A sudden blow: the great wings beating still Above the staggering girl, her thighs caressed By the dark webs, her nape caught in his bill, He holds her helpless breast upon his breast. How can those terrified vague fingers push The feathered glory from her loosening thighs? And how can body, laid in that white rush, But feel the strange heart beating where it lies? A shudder in the loins engenders there The broken wall, the burning roof and tower And Agamemnon dead.

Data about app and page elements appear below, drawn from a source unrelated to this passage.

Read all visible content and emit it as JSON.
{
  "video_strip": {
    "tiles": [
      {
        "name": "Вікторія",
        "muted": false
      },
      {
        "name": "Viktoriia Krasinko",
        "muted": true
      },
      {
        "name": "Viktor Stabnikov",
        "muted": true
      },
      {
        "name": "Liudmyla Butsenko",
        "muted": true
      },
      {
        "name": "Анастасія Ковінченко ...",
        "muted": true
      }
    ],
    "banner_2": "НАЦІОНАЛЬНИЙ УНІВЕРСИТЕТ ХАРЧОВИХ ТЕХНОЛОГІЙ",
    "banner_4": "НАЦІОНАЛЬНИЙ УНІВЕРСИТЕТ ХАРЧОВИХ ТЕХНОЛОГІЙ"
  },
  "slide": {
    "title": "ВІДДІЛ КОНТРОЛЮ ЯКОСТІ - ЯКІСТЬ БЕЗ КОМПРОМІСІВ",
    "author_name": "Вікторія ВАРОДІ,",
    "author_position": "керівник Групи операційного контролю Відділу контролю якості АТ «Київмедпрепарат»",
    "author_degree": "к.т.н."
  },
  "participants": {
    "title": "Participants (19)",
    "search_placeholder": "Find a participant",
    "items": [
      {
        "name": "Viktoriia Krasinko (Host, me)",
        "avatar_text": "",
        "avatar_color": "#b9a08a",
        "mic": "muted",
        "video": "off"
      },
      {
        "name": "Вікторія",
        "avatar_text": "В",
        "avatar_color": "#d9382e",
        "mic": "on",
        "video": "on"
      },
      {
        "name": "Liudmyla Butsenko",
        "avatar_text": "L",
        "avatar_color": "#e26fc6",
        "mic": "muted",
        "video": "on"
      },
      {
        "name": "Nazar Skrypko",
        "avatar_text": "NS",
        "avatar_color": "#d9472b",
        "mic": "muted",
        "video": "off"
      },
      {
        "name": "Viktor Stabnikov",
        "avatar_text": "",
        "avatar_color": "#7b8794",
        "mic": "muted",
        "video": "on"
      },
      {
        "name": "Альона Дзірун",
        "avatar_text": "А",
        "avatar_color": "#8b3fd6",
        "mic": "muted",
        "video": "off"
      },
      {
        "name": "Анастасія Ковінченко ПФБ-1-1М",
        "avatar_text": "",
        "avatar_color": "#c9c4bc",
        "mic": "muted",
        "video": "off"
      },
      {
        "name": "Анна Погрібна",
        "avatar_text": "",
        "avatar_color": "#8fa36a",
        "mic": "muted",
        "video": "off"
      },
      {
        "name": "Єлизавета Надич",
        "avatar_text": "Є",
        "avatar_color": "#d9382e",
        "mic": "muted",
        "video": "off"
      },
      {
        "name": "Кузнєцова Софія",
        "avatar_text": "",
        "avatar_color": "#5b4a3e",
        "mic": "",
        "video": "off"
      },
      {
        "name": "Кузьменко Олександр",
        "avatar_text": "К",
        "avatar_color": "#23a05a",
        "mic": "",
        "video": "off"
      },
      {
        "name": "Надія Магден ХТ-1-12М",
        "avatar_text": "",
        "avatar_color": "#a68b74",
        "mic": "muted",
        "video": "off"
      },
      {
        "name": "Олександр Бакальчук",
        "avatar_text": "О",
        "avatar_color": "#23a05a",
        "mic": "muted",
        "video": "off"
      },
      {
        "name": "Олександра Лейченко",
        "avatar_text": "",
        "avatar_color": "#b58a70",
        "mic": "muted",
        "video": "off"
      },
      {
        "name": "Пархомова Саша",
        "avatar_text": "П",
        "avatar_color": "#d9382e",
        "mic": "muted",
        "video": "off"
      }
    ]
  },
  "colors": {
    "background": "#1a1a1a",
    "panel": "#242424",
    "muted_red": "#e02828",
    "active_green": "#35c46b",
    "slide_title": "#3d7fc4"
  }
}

Being so caught up, So mastered by the brute blood of the air, Did she put on his knowledge with his power Before the indifferent beak could let her drop?
W. B. Yeats - 1865-1939
The Wild Swans at Coole
The trees are in their autumn beauty, The woodland paths are dry, Under the October twilight the water Mirrors a still sky; Upon the brimming water among the stones Are nine and fifty swans. The nineteenth Autumn has come upon me Since I first made my count; I saw, before I had well finished, All suddenly mount And scatter wheeling in great broken rings Upon their clamorous wings. I have looked upon those brilliant creatures, And now my heart is sore. All's changed since I, hearing at twilight, The first time on this shore, The bell-beat of their wings above my head, Trod with a lighter tread. Unwearied still, lover by lover, They paddle in the cold, Companionable streams or climb the air; Their hearts have not grown old; Passion or conquest, wander where they will, Attend upon them still. But now they drift on the still water Mysterious, beautiful; Among what rushes will they build, By what lake's edge or pool Delight men's eyes, when I awake some day To find they have flown away?